On Thursday May 12, 2016, the Congressional Subcommittee on Science, Space and Technology held a special hearing in Room 2318 of the Rayburn House Office Building. The hearing addressed if Americans can trust their private banking information is secure by relying on the Federal Deposit Insurance Corporation (FDIC).
During the session, lawmakers stated that the FDIC has a long history of cyber-security incidents and that it is failing to safeguard private banking information of millions of Americans who rely on the FDIC.
In the last seven months alone, seven departing employees at the FDIC have left with personal banking information on thumb drives and other removable media.
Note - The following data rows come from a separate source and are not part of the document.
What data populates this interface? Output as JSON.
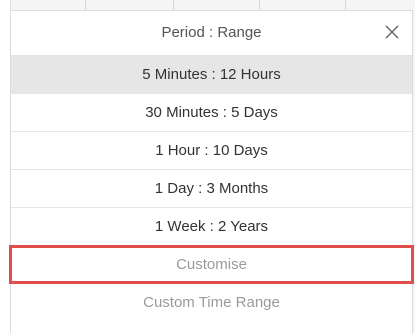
{
  "header": {
    "title": "Period : Range",
    "close_icon": "close-icon"
  },
  "options": [
    {
      "label": "5 Minutes  :  12 Hours",
      "selected": true
    },
    {
      "label": "30 Minutes  :  5 Days",
      "selected": false
    },
    {
      "label": "1 Hour  :  10 Days",
      "selected": false
    },
    {
      "label": "1 Day  :  3 Months",
      "selected": false
    },
    {
      "label": "1 Week  :  2 Years",
      "selected": false
    }
  ],
  "customise": {
    "label": "Customise",
    "highlight_color": "#e04e4e"
  },
  "custom_range": {
    "label": "Custom Time Range"
  },
  "colors": {
    "selected_row_bg": "#e6e6e6",
    "muted_text": "#9a9a9a"
  }
}
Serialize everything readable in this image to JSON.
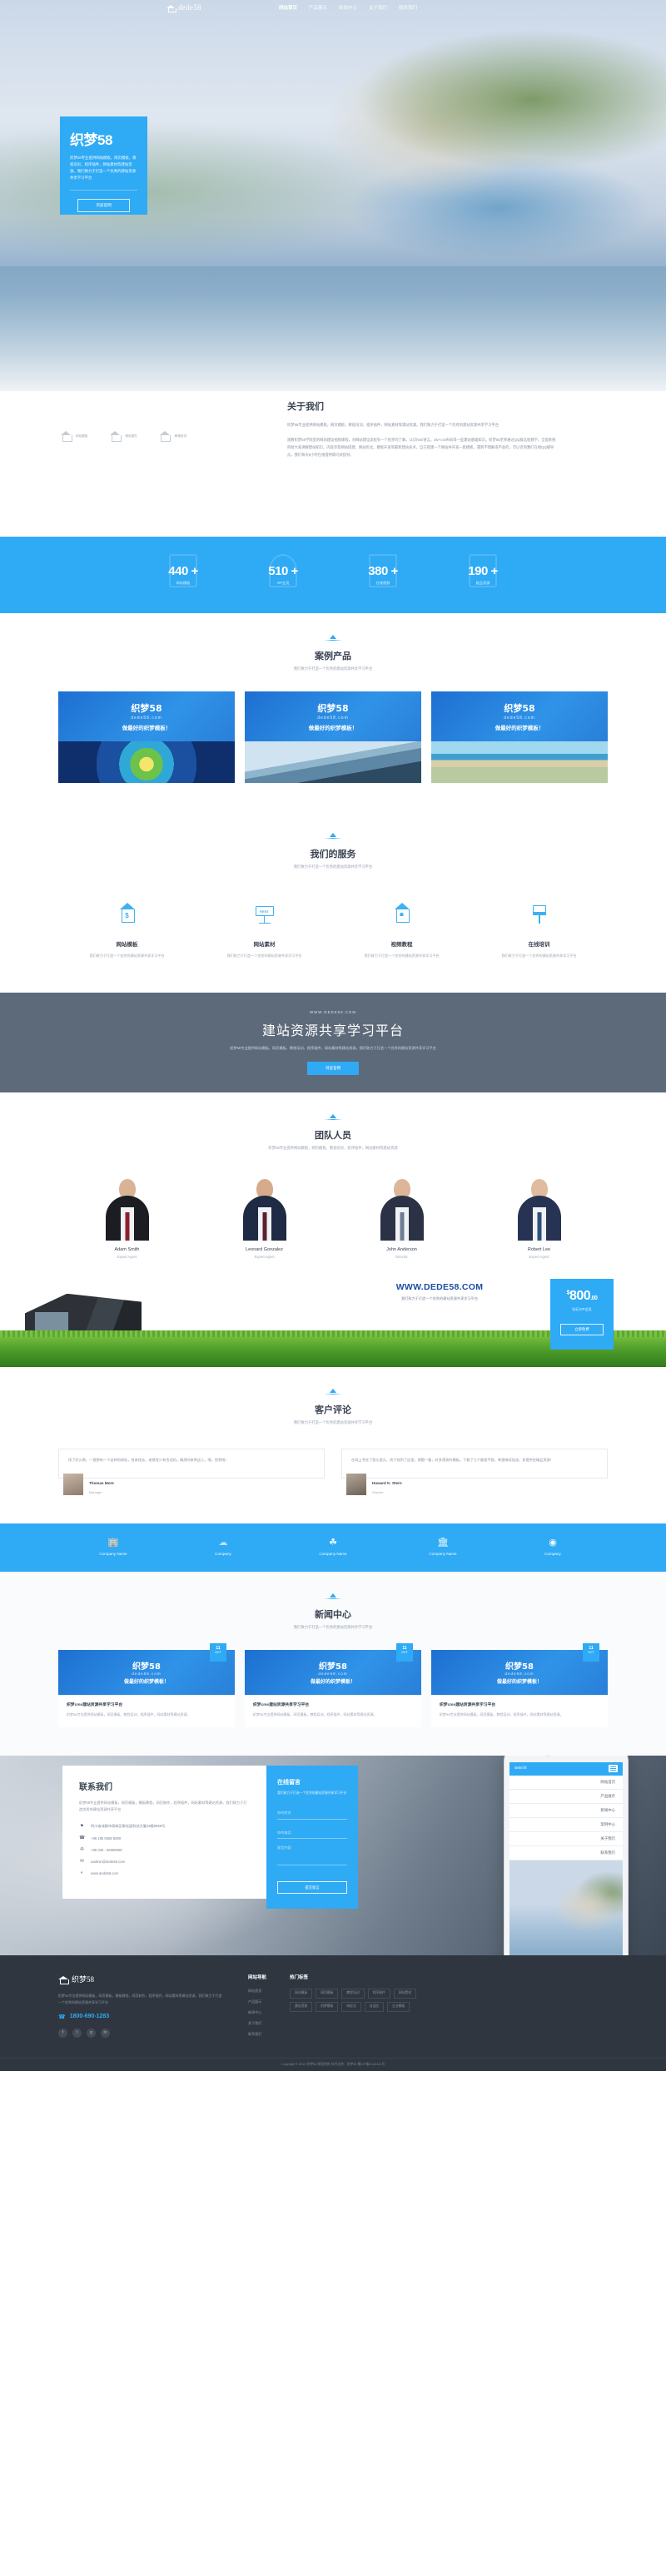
{
  "site": {
    "logo_text": "dede58",
    "brand_cn": "织梦58"
  },
  "nav": {
    "items": [
      {
        "label": "网站首页",
        "active": true
      },
      {
        "label": "产品展示"
      },
      {
        "label": "新闻中心"
      },
      {
        "label": "关于我们"
      },
      {
        "label": "联系我们"
      }
    ]
  },
  "hero": {
    "title": "织梦58",
    "desc": "织梦58专业提供网站模板，网页模板，教程培训，程序插件，网站素材等建站资源。我们致力于打造一个优秀的建站资源共享学习平台",
    "button": "浏览官网"
  },
  "about": {
    "title": "关于我们",
    "p1": "织梦58专业提供网站模板，网页模板，教程培训，程序插件，网站素材等建站资源。我们致力于打造一个优秀的建站资源共享学习平台",
    "p2": "观看织梦58学院里的网站建设视频课程，对网站建设流程有一个初步的了解。认识html语言，div+css布局等一些建站基础知识。织梦58老师通过QQ群远程教学，全面系统的给大家讲解建站知识。内容涉及网站搭建，网站优化，模板开发等最新建站技术。自己搭建一个网站并开发一套模板，遇到不理解或不会的，可以咨询我们在线QQ辅导员，我们每天8小时在线提供即问式指导。",
    "features": [
      {
        "label": "网站模板",
        "icon": "house-icon"
      },
      {
        "label": "程序插件",
        "icon": "house-icon"
      },
      {
        "label": "教程培训",
        "icon": "house-icon"
      }
    ]
  },
  "stats": {
    "items": [
      {
        "value": "440",
        "suffix": "+",
        "label": "网站模板"
      },
      {
        "value": "510",
        "suffix": "+",
        "label": "VIP会员"
      },
      {
        "value": "380",
        "suffix": "+",
        "label": "在线视频"
      },
      {
        "value": "190",
        "suffix": "+",
        "label": "极品资源"
      }
    ]
  },
  "products": {
    "title": "案例产品",
    "subtitle": "我们致力于打造一个优秀的建站资源共享学习平台",
    "cards": [
      {
        "t1": "织梦58",
        "t2": "dede58.com",
        "t3": "做最好的织梦模板！"
      },
      {
        "t1": "织梦58",
        "t2": "dede58.com",
        "t3": "做最好的织梦模板！"
      },
      {
        "t1": "织梦58",
        "t2": "dede58.com",
        "t3": "做最好的织梦模板！"
      }
    ]
  },
  "services": {
    "title": "我们的服务",
    "subtitle": "我们致力于打造一个优秀的建站资源共享学习平台",
    "items": [
      {
        "name": "网站模板",
        "desc": "我们致力于打造一个优秀的建站资源共享学习平台",
        "icon": "house-dollar-icon"
      },
      {
        "name": "网站素材",
        "desc": "我们致力于打造一个优秀的建站资源共享学习平台",
        "icon": "rent-sign-icon",
        "sign_text": "RENT"
      },
      {
        "name": "视频教程",
        "desc": "我们致力于打造一个优秀的建站资源共享学习平台",
        "icon": "house-hand-icon"
      },
      {
        "name": "在线培训",
        "desc": "我们致力于打造一个优秀的建站资源共享学习平台",
        "icon": "paint-brush-icon"
      }
    ]
  },
  "cta": {
    "url": "WWW.DEDE58.COM",
    "title": "建站资源共享学习平台",
    "desc": "织梦58专业提供网站模板，网页模板，教程培训，程序插件，网站素材等建站资源。我们致力于打造一个优秀的建站资源共享学习平台",
    "button": "浏览官网"
  },
  "team": {
    "title": "团队人员",
    "subtitle": "织梦58专业提供网站模板，网页模板，教程培训，程序插件，网站素材等建站资源",
    "members": [
      {
        "name": "Adam Smith",
        "role": "Expert Agent",
        "suit": "#1b1d22",
        "tie": "#8c1f2a",
        "skin": "#d9b396"
      },
      {
        "name": "Leonard Gonzalez",
        "role": "Expert Agent",
        "suit": "#1f2a44",
        "tie": "#5b2030",
        "skin": "#d6ab8c"
      },
      {
        "name": "John Anderson",
        "role": "Director",
        "suit": "#2b3246",
        "tie": "#6e7d92",
        "skin": "#ddb69a"
      },
      {
        "name": "Robert Lee",
        "role": "Expert Agent",
        "suit": "#263353",
        "tie": "#2e4f7a",
        "skin": "#e0bb9e"
      }
    ]
  },
  "promo": {
    "title": "WWW.DEDE58.COM",
    "subtitle": "我们致力于打造一个优秀的建站资源共享学习平台",
    "price_currency": "$",
    "price_amount": "800",
    "price_cents": ".00",
    "plan": "钻石VIP会员",
    "button": "立即免费"
  },
  "testimonials": {
    "title": "客户评论",
    "subtitle": "我们致力于打造一个优秀的建站资源共享学习平台",
    "items": [
      {
        "text": "找了好久啊，一直想有一个这样的网站，找来找去，老感觉少有合适的。偶然间来到这儿，嘿，找到啦！",
        "name": "Thomas More",
        "role": "Manager"
      },
      {
        "text": "在网上寻觅了很久很久，终于找到了这里。周围一看，好多漂亮的模板。下载了几个都很不错，希望继续加油，多提供些精品资源！",
        "name": "Howard K. Stern",
        "role": "Director"
      }
    ]
  },
  "partners": {
    "items": [
      {
        "name": "Company Name",
        "icon": "building-icon"
      },
      {
        "name": "Company",
        "icon": "cloud-icon"
      },
      {
        "name": "Company Name",
        "icon": "leaf-icon"
      },
      {
        "name": "Company Name",
        "icon": "bank-icon"
      },
      {
        "name": "Company",
        "icon": "circle-icon"
      }
    ]
  },
  "news": {
    "title": "新闻中心",
    "subtitle": "我们致力于打造一个优秀的建站资源共享学习平台",
    "items": [
      {
        "t1": "织梦58",
        "t2": "dede58.com",
        "t3": "做最好的织梦模板！",
        "day": "11",
        "month": "OCT",
        "headline": "织梦cms建站资源共享学习平台",
        "excerpt": "织梦58专业提供网站模板，网页模板，教程培训，程序插件，网站素材等建站资源。"
      },
      {
        "t1": "织梦58",
        "t2": "dede58.com",
        "t3": "做最好的织梦模板！",
        "day": "11",
        "month": "OCT",
        "headline": "织梦cms建站资源共享学习平台",
        "excerpt": "织梦58专业提供网站模板，网页模板，教程培训，程序插件，网站素材等建站资源。"
      },
      {
        "t1": "织梦58",
        "t2": "dede58.com",
        "t3": "做最好的织梦模板！",
        "day": "11",
        "month": "OCT",
        "headline": "织梦cms建站资源共享学习平台",
        "excerpt": "织梦58专业提供网站模板，网页模板，教程培训，程序插件，网站素材等建站资源。"
      }
    ]
  },
  "contact": {
    "title": "联系我们",
    "desc": "织梦58专业提供网站模板，网页模板，模板教程，网页制作，程序插件，网站素材等建站资源，我们致力于打造优秀的建站资源共享平台",
    "rows": [
      {
        "icon": "location-pin-icon",
        "glyph": "⚑",
        "text": "四川省成都市高新区孵化园科技大厦18楼5858号"
      },
      {
        "icon": "phone-icon",
        "glyph": "☎",
        "text": "+86 186 6588 8899"
      },
      {
        "icon": "fax-icon",
        "glyph": "✇",
        "text": "+86 028 - 66988858"
      },
      {
        "icon": "email-icon",
        "glyph": "✉",
        "text": "aadmin@dede58.com"
      },
      {
        "icon": "globe-icon",
        "glyph": "◐",
        "text": "www.dede58.com"
      }
    ]
  },
  "message_panel": {
    "title": "在线留言",
    "subtitle": "我们致力于打造一个优秀的建站资源共享学习平台",
    "name_placeholder": "你的姓名",
    "phone_placeholder": "你的电话",
    "content_placeholder": "留言内容",
    "button": "提交留言"
  },
  "phone_mock": {
    "logo": "dede58",
    "menu": [
      "网站首页",
      "产品展示",
      "新闻中心",
      "案例中心",
      "关于我们",
      "联系我们"
    ]
  },
  "footer": {
    "brand": "织梦58",
    "about": "织梦58专业提供网站模板，网页模板，模板教程，网页制作，程序插件，网站素材等建站资源，我们致力于打造一个优秀的建站资源共享学习平台",
    "phone_label": "1800-690-1283",
    "socials": [
      "f",
      "t",
      "g",
      "in"
    ],
    "col2": {
      "title": "网站导航",
      "links": [
        "网站首页",
        "产品展示",
        "新闻中心",
        "关于我们",
        "联系我们"
      ]
    },
    "col3": {
      "title": "热门标签",
      "tags": [
        "网站模板",
        "网页模板",
        "教程培训",
        "程序插件",
        "网站素材",
        "建站资源",
        "织梦模板",
        "响应式",
        "自适应",
        "企业模板"
      ]
    },
    "copyright": "Copyright © 2019 织梦58 版权所有  技术支持：织梦58  蜀ICP备11111111号"
  },
  "colors": {
    "accent": "#2faaf5",
    "dark": "#2f3640",
    "slate": "#5d6a7a",
    "deep_blue": "#1e6fd0"
  }
}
While Lawrence Gross Jr., the FDIC’s CIO told lawmakers that the FDIC considered the data breaches as “inadvertent” copying of personal banking information that happened when departing employees were copying personal information to removable media, some of lawmakers called taking something that does not belong to employees as “theft”.
One of the sticking points during the hearing was that the FDIC didn’t immediately report the incidents as major breaches to Congress until prompted by its Inspector General’s Office. Gross stated that he didn’t originally classify the incidents as major breaches because they seemed to be accidental copying of files during “non-adversarial” departures of employees. Furthermore, Gross pointed out that employees involved had signed affidavits saying they didn’t share the data with others.
Are the American people buying this explanation? Since when has it been acceptable to have people accidentally or knowingly copying information that does not belong to them to removable devices?
The FDIC now commented about having controls around usage of information so sensitive data cannot be copied onto removable devices. Gross went further by stating the Agency is adding digital rights management software to their environment. This is a significant comment by the head of a significant Agency. The FDIC is now going about adding DRM on top of traditional perimeter solutions to control sensitive information while it is in use.
It is of utmost importance that organizations adopt technologies like Digital Rights Management as part of a data-centric security approach to protect sensitive information to maintain stability and public confidence. Fasoo provides a Data Security Framework to public and private entities alike to enhance their information security program to keep up with the threat gaps. Please contact us or visit us during the Gartner Security and Risk Management Summit in National Harbor, Maryland between June 13-16 at Booth #200 .